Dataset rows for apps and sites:
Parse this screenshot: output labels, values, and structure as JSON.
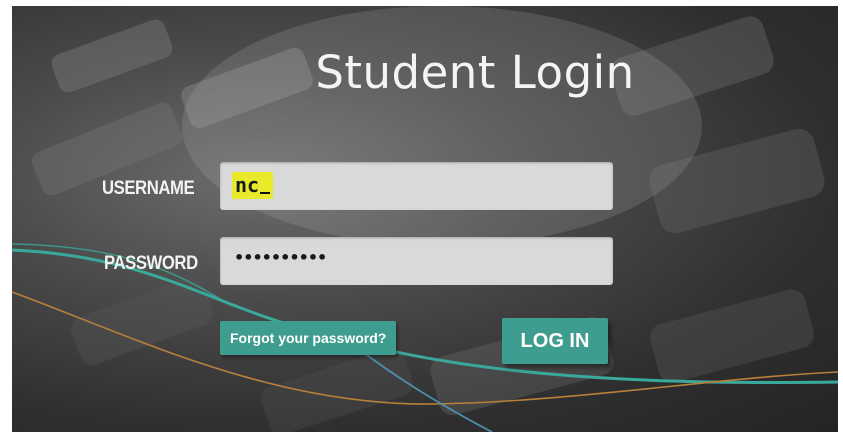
{
  "page": {
    "title": "Student Login"
  },
  "form": {
    "username": {
      "label": "USERNAME",
      "value": "nc"
    },
    "password": {
      "label": "PASSWORD",
      "masked_value": "••••••••••"
    },
    "forgot_label": "Forgot your password?",
    "login_label": "LOG IN"
  },
  "colors": {
    "button": "#3f9d8f",
    "highlight": "#e8ea2a",
    "field": "#d9d9d9",
    "curve_teal": "#3aa89a",
    "curve_orange": "#b9803a",
    "curve_blue": "#4e8fb0"
  }
}
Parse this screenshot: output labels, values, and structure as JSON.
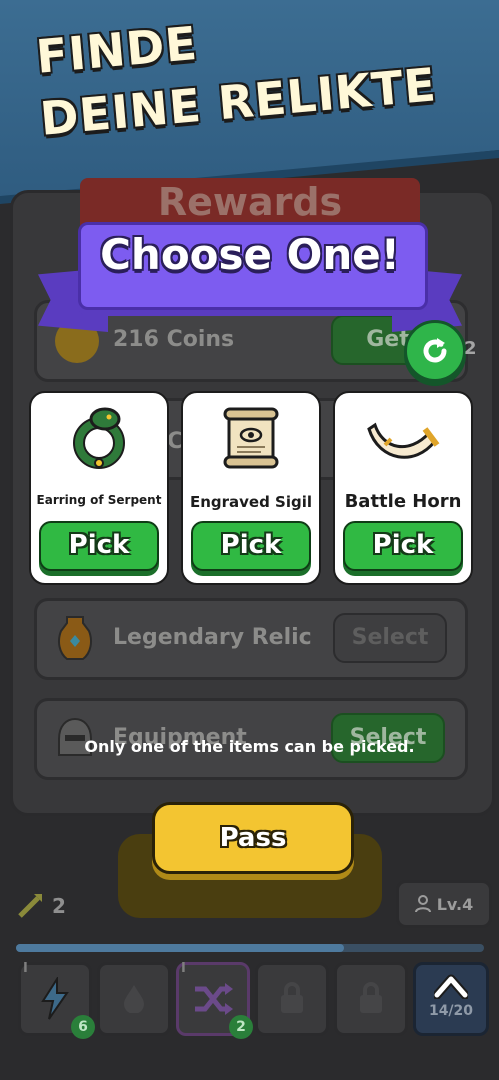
{
  "banner": {
    "line1": "FINDE",
    "line2": "DEINE RELIKTE"
  },
  "background": {
    "title": "Rewards",
    "rows": [
      {
        "label": "216 Coins",
        "button": "Get"
      },
      {
        "label": "Co"
      },
      {
        "label": "Legendary Relic",
        "button": "Select"
      },
      {
        "label": "Equipment",
        "button": "Select"
      }
    ]
  },
  "modal": {
    "title": "Choose One!",
    "refresh_count": "2",
    "cards": [
      {
        "title": "Earring of Serpent",
        "icon": "serpent-earring-icon",
        "pick_label": "Pick"
      },
      {
        "title": "Engraved Sigil",
        "icon": "scroll-sigil-icon",
        "pick_label": "Pick"
      },
      {
        "title": "Battle Horn",
        "icon": "horn-icon",
        "pick_label": "Pick"
      }
    ],
    "message": "Only one of the items can be picked.",
    "pass_label": "Pass"
  },
  "bottom_bar": {
    "attack_value": "2",
    "level_label": "Lv.4",
    "slots": [
      {
        "tier": "I",
        "badge": "6",
        "icon": "lightning-icon"
      },
      {
        "icon": "drop-icon"
      },
      {
        "tier": "I",
        "badge": "2",
        "icon": "shuffle-icon"
      },
      {
        "icon": "lock-icon"
      },
      {
        "icon": "lock-icon"
      }
    ],
    "expand_label": "14/20"
  },
  "colors": {
    "banner_blue": "#3c6d92",
    "ribbon_purple": "#7d5cf0",
    "pick_green": "#30b943",
    "pass_yellow": "#f3c531"
  }
}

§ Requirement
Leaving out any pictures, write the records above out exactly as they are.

§ Answer to the exercise
Parse this screenshot: output labels, values, and structure as JSON.
{
  "page": {
    "title": "Student Login"
  },
  "form": {
    "username": {
      "label": "USERNAME",
      "value": "nc"
    },
    "password": {
      "label": "PASSWORD",
      "masked_value": "••••••••••"
    },
    "forgot_label": "Forgot your password?",
    "login_label": "LOG IN"
  },
  "colors": {
    "button": "#3f9d8f",
    "highlight": "#e8ea2a",
    "field": "#d9d9d9",
    "curve_teal": "#3aa89a",
    "curve_orange": "#b9803a",
    "curve_blue": "#4e8fb0"
  }
}
Parse this screenshot: output labels, values, and structure as JSON.
{
  "banner": {
    "line1": "FINDE",
    "line2": "DEINE RELIKTE"
  },
  "background": {
    "title": "Rewards",
    "rows": [
      {
        "label": "216 Coins",
        "button": "Get"
      },
      {
        "label": "Co"
      },
      {
        "label": "Legendary Relic",
        "button": "Select"
      },
      {
        "label": "Equipment",
        "button": "Select"
      }
    ]
  },
  "modal": {
    "title": "Choose One!",
    "refresh_count": "2",
    "cards": [
      {
        "title": "Earring of Serpent",
        "icon": "serpent-earring-icon",
        "pick_label": "Pick"
      },
      {
        "title": "Engraved Sigil",
        "icon": "scroll-sigil-icon",
        "pick_label": "Pick"
      },
      {
        "title": "Battle Horn",
        "icon": "horn-icon",
        "pick_label": "Pick"
      }
    ],
    "message": "Only one of the items can be picked.",
    "pass_label": "Pass"
  },
  "bottom_bar": {
    "attack_value": "2",
    "level_label": "Lv.4",
    "slots": [
      {
        "tier": "I",
        "badge": "6",
        "icon": "lightning-icon"
      },
      {
        "icon": "drop-icon"
      },
      {
        "tier": "I",
        "badge": "2",
        "icon": "shuffle-icon"
      },
      {
        "icon": "lock-icon"
      },
      {
        "icon": "lock-icon"
      }
    ],
    "expand_label": "14/20"
  },
  "colors": {
    "banner_blue": "#3c6d92",
    "ribbon_purple": "#7d5cf0",
    "pick_green": "#30b943",
    "pass_yellow": "#f3c531"
  }
}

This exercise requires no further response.